> _Given records_
════════

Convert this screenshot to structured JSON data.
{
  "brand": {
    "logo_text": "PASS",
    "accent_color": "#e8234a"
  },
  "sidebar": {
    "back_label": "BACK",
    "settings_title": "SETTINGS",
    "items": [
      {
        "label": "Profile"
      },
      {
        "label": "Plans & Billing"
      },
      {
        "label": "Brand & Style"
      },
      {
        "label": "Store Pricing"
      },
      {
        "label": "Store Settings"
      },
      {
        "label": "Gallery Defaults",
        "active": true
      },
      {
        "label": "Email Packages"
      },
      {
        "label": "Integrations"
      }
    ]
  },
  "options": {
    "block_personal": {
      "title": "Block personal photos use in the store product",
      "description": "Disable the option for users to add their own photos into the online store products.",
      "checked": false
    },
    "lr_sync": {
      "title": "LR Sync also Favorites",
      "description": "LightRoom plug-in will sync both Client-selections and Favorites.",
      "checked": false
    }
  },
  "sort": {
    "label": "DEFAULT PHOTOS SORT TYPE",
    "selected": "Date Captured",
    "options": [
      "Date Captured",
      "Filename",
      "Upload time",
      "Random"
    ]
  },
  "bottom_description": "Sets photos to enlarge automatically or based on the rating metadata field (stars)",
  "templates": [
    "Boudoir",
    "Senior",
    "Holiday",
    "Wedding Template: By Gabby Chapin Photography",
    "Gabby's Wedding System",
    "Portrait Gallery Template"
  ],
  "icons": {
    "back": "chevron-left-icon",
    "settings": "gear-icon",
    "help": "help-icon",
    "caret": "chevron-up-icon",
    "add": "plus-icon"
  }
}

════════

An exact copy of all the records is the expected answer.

Convert this screenshot to structured JSON data.
{
  "brand": {
    "logo_text": "PASS",
    "accent_color": "#e8234a"
  },
  "sidebar": {
    "back_label": "BACK",
    "settings_title": "SETTINGS",
    "items": [
      {
        "label": "Profile"
      },
      {
        "label": "Plans & Billing"
      },
      {
        "label": "Brand & Style"
      },
      {
        "label": "Store Pricing"
      },
      {
        "label": "Store Settings"
      },
      {
        "label": "Gallery Defaults",
        "active": true
      },
      {
        "label": "Email Packages"
      },
      {
        "label": "Integrations"
      }
    ]
  },
  "options": {
    "block_personal": {
      "title": "Block personal photos use in the store product",
      "description": "Disable the option for users to add their own photos into the online store products.",
      "checked": false
    },
    "lr_sync": {
      "title": "LR Sync also Favorites",
      "description": "LightRoom plug-in will sync both Client-selections and Favorites.",
      "checked": false
    }
  },
  "sort": {
    "label": "DEFAULT PHOTOS SORT TYPE",
    "selected": "Date Captured",
    "options": [
      "Date Captured",
      "Filename",
      "Upload time",
      "Random"
    ]
  },
  "bottom_description": "Sets photos to enlarge automatically or based on the rating metadata field (stars)",
  "templates": [
    "Boudoir",
    "Senior",
    "Holiday",
    "Wedding Template: By Gabby Chapin Photography",
    "Gabby's Wedding System",
    "Portrait Gallery Template"
  ],
  "icons": {
    "back": "chevron-left-icon",
    "settings": "gear-icon",
    "help": "help-icon",
    "caret": "chevron-up-icon",
    "add": "plus-icon"
  }
}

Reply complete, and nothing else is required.